The trickster in residence is Huairighasuu, a boy born from a lamb's tail, who played a series of tricks on an evil lama. Further tricksters included Fox (who played the classic tail-fishing trick on Wolf), Hare (who cruelly tricked wolf and other animals), and occasionally Frog. The latter was featured in the "animals racing" tale where he did not only defeat Tiger, but also managed to convince him he ate tigers for dinner. Frog also starred in the "talkative animal" story where he was carried by birds while holding on to a stick (but couldn't keep quiet, and fell down), as well as a "monkey heart" type tale where he tried to trick Fox out of his fur.

Who's next?
The Kam/Dong people

Monday, May 2, 2022

A to Z Challenge Reflections: Gemstone Folklore

#AtoZChallenge 2022 WINNER badge

I have completed my 10th A to Z Challenge!

My theme this year was Gemstone Folklore. You can now find a list of all my posts on this page. It was a theme years in the making, and probably the one that has required the most research ever. I greatly enjoyed it, and it seemed to resonate with people too!
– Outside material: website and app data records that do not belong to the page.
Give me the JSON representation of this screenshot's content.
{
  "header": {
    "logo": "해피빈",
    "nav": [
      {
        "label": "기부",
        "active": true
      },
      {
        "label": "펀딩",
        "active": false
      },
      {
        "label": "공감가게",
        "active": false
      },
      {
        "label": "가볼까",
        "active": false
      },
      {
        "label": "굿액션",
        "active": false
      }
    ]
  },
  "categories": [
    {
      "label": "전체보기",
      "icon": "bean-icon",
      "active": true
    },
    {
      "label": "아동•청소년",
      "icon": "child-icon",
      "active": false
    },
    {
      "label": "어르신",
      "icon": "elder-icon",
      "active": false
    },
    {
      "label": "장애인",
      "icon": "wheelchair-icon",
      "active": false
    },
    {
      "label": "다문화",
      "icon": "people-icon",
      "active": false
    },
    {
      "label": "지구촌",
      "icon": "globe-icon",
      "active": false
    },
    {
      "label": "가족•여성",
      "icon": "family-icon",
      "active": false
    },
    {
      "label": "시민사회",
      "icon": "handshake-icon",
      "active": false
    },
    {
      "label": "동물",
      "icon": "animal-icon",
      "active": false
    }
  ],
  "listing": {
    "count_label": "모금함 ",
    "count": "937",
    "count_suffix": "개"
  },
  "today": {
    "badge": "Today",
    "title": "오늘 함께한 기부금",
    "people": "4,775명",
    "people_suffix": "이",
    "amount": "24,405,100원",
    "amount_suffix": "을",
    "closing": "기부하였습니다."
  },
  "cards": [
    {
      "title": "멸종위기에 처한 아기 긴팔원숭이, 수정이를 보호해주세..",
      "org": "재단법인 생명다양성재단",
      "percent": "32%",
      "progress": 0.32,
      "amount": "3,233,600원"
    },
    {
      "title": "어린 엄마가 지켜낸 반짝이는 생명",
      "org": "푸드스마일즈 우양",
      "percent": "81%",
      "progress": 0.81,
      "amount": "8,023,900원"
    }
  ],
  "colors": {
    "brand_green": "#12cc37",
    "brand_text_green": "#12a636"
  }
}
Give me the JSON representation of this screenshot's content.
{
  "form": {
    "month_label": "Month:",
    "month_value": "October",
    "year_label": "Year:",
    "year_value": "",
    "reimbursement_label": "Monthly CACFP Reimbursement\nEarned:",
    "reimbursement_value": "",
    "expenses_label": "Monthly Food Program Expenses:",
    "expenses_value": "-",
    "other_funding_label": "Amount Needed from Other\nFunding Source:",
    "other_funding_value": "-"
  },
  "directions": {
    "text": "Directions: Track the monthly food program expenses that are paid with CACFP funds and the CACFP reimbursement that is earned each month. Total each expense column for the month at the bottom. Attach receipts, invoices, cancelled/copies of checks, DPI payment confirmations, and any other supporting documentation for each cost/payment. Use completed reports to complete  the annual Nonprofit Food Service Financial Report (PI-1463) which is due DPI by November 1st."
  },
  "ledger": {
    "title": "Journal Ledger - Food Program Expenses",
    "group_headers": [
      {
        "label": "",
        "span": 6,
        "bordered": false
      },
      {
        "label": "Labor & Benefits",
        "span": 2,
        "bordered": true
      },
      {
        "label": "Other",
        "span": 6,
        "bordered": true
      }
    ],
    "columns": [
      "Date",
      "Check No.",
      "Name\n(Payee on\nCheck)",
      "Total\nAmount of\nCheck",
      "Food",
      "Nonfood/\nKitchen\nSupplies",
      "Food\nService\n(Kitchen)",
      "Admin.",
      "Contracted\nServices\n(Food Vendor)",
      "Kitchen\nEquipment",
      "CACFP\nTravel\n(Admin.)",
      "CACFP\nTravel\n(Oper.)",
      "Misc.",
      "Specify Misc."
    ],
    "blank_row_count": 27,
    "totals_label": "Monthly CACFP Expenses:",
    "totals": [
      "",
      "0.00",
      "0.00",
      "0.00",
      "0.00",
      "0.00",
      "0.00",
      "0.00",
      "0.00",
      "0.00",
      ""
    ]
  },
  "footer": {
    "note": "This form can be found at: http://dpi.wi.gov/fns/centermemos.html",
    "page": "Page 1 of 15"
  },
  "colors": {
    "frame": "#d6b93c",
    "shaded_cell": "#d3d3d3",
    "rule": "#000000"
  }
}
Over the course of April, the blog had more than 10k hits and almost 300 comments (fun fact: diamonds got the most comments, go figure). Hits and comments both tapered off a little towards the end of the month - likely because every participant was running out of steam, and also because I got covid a week ago (owww), and did not have the energy to do as much visiting as I wanted to.

I have a lot to catch up on, in terms of visiting - there were a lot of awesome blogs and themes this year!

Here is a list of some of my favorites, in no particular order:

Fanni Sütő's Ink, Maps & Macaroons - she is a writer friend of mine who participated for the first time this year, and I had great fun reading her personal and honest posts about life intermingled with fiction

From Cave Walls - a fellow mineral & gemstone theme which I loved reading

Brizzy Mays Books and Bruschetta - a theme of Trailblazing Australian Women, from which I learned a whole lot, and put a bunch of books on my TBR about women's history

Sarah Zama's The Old Shelter - an A to Z veteran, Sarah once again brought a really cool historical theme to the challenge, this time about the birth of the New Woman in the 1920s

Anne E.G. Nydam's Black and White - an amazing and artistic theme about designing mythical creatures, and the many features they can have. You can tell it's well researched because she showed me a bunch of new creatures I didn't know about!

Story Crossroads - a fellow veteran with a folktale theme, about dualities in folktales :)

Literacious - the theme was Reaching Reluctant Readers, with a whole lot of cool advice on how to inspire childen to read

Deborah Weber - Pointed Ponderings, a series of posts based on rare and fascinating words. Deborah's A to Z posts always inspire me

Timothy S. Brannan's The Other Side - an A to Z of conspiracy theories, which was great fun to read, and also sometimes mind-numbing

Shout out to the A to Z Challenge team! I love working with you guys :)